Based on the secret diary kept by acclaimed German filmmaker Konrad Wolf while he was a soldier in the Russian Army, I Was Nineteen is the director's most personal film. A highlight of the DEFA collection, Wolf examines his own past through the poetic story of a young German, Gregor Hecker, who as a child fled with his parents to the Soviet Union, but who eventually returns to Germany as a soldier after WWII with the victorious Soviet troops.
Suddenly Gregor finds he is different from his comrades in arms, for this defeated land is his home and the Germans he meets upon his return are his compatriots. Gregor is a victor, but also one of the vanquished. As the Soviet troops advance into Germany, Gregor attempts to understand the Germans he meets along the way. His perspective is that of a nineteen year-old, inquisitive, occasionally uncomprehending, and repeatedly dismayed by the atrocities and lies he encounters.

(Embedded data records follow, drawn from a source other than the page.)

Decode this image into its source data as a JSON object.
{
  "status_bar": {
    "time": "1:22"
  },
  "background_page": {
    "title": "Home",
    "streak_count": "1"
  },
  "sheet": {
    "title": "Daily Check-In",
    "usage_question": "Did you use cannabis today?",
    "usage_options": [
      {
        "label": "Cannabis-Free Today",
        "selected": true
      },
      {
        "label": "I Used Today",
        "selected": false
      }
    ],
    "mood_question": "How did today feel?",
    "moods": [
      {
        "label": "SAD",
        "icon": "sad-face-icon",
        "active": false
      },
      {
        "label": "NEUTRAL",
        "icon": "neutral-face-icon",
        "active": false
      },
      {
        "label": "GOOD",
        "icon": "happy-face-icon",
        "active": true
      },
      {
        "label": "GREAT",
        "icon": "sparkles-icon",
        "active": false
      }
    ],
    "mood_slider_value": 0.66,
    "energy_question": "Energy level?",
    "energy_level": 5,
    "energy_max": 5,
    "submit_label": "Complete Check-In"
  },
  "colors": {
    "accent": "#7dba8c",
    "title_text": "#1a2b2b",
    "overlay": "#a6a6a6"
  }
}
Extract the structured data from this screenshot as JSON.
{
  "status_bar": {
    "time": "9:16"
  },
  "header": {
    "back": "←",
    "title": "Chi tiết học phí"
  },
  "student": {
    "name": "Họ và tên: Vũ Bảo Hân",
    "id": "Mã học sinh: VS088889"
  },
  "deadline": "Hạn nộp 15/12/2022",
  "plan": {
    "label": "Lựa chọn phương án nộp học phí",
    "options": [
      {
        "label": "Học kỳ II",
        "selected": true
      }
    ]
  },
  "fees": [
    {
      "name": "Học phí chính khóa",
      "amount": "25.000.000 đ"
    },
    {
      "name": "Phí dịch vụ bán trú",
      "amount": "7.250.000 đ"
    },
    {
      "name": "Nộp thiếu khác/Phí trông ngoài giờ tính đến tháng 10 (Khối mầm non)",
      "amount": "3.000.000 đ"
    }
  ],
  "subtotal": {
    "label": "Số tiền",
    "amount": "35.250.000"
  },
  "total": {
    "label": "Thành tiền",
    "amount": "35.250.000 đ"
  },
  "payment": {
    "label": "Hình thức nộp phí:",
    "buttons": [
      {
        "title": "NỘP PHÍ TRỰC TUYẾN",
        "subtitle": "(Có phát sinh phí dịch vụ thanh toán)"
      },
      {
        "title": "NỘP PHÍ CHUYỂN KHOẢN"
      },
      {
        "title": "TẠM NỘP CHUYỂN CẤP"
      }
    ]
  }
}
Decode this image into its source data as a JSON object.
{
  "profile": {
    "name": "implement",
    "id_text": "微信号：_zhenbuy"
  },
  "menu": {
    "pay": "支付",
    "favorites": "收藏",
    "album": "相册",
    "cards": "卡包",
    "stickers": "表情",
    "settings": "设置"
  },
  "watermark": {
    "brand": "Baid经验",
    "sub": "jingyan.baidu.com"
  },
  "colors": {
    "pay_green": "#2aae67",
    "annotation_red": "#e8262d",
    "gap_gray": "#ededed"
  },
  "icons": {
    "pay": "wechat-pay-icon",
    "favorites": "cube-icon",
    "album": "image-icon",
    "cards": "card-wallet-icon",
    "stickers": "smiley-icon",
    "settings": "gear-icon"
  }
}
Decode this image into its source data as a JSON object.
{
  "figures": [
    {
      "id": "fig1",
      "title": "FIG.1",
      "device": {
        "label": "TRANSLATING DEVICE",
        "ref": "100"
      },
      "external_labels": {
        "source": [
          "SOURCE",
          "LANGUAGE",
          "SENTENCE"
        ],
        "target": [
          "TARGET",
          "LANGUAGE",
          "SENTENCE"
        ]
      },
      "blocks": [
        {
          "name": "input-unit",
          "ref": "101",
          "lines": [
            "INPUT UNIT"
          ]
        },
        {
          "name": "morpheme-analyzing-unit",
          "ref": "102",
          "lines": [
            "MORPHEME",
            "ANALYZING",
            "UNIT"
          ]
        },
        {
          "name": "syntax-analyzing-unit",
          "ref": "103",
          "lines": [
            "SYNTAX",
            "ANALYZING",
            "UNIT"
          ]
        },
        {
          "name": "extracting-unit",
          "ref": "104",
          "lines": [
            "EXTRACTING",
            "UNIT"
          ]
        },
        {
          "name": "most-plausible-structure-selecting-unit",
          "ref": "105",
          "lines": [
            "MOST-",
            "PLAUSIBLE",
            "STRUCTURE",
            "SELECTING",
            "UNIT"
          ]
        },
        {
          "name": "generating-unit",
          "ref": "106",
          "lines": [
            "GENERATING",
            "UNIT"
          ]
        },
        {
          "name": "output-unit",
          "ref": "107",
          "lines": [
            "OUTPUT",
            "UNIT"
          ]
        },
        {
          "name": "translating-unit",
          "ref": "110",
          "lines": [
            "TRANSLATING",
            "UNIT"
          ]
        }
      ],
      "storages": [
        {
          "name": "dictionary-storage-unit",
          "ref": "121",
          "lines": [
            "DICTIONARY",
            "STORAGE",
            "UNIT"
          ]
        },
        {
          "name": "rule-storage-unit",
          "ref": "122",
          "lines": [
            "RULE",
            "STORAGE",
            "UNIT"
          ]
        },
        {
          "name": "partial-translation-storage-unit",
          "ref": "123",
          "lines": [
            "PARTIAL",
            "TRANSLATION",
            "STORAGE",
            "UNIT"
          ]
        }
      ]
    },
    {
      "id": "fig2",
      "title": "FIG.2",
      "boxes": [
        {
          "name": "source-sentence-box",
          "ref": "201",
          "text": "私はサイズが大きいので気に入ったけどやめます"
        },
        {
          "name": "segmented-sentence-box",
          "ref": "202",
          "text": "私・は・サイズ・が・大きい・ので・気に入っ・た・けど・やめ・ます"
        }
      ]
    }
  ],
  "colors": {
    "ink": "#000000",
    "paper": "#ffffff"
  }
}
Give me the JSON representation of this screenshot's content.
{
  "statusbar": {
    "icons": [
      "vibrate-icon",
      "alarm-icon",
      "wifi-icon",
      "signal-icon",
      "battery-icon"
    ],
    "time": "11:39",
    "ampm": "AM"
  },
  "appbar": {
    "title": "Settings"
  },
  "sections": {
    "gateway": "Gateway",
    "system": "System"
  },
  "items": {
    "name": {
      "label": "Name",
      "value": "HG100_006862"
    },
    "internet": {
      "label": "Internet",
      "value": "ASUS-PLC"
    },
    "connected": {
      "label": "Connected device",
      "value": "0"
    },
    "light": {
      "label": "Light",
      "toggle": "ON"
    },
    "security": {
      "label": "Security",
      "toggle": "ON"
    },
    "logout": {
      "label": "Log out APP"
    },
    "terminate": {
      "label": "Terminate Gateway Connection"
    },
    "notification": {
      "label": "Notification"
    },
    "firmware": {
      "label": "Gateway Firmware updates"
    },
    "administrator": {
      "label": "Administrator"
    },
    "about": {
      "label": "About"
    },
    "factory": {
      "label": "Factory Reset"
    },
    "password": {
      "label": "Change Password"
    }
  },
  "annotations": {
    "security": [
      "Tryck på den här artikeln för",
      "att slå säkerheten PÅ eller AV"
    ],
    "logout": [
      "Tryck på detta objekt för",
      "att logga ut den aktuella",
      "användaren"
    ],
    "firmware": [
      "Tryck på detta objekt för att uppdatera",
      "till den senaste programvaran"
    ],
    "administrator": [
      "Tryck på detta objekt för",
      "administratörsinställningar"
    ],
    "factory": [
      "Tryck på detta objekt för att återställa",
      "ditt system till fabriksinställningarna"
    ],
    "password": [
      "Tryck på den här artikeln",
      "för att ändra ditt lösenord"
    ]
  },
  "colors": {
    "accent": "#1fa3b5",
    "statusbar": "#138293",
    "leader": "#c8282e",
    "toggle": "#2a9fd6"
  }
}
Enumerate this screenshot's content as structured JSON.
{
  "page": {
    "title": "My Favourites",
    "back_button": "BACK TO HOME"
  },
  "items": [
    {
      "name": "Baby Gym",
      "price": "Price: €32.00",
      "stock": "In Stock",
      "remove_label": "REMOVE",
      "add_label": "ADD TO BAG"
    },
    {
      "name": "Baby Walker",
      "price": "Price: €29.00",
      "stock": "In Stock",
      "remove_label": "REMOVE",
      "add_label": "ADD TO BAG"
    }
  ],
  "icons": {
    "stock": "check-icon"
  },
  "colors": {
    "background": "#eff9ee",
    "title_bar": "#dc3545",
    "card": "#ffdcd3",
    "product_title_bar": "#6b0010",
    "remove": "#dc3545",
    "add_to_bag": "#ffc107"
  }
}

Gregor falls in love and simply cannot understand the death of a friend in the last hours of the war - the final death in a long line of deaths that pave his way from Moscow to Berlin. An austere, independent minded work of art, the film not only contains many stories about the last days of the war, but also tells Wolf's own story and uses actual documentary footage from the documentary Death Camp of Sachsenhausen (1946), which was one of the first post-war German films about the Nazi period.
(115 minutes, In German with English subtitles, DVD)